Wherever the word "JSON" appears in a line of the data, that line should be copied.

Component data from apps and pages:
_ _ _ _ _
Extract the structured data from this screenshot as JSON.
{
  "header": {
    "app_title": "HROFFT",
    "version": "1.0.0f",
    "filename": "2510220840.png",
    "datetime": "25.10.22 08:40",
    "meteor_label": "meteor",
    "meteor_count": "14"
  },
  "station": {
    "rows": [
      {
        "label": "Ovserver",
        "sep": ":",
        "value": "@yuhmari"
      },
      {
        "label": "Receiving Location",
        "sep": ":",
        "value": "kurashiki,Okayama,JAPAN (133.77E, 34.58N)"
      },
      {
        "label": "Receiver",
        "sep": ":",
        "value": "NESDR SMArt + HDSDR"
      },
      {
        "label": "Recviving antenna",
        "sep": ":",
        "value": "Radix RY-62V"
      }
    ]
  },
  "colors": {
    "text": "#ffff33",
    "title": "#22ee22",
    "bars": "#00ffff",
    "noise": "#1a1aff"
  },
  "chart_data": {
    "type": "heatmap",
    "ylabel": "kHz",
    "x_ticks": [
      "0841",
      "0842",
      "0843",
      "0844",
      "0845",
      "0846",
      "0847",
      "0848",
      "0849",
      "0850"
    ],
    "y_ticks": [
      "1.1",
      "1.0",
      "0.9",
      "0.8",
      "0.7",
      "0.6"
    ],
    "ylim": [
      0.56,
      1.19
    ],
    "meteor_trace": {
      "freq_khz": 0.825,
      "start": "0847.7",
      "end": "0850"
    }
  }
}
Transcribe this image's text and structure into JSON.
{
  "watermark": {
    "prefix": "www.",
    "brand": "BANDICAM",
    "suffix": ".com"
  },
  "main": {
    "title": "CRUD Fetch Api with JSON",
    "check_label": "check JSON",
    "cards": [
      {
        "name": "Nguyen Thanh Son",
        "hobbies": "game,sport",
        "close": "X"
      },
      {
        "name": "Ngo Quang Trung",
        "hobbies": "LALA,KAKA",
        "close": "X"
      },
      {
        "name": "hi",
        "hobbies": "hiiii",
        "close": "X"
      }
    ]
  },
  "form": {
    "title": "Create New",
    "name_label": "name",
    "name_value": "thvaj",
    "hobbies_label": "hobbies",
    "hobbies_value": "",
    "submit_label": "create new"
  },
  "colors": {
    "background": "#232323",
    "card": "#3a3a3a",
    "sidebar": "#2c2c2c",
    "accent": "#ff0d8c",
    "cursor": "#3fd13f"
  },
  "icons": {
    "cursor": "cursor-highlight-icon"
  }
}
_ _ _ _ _
EXERCISE SOLUTION –
Extract the structured data from this screenshot as JSON.
Transcribe this image's text and structure into JSON.
    "title": "CRUD Fetch Api with JSON",
    "check_label": "check JSON",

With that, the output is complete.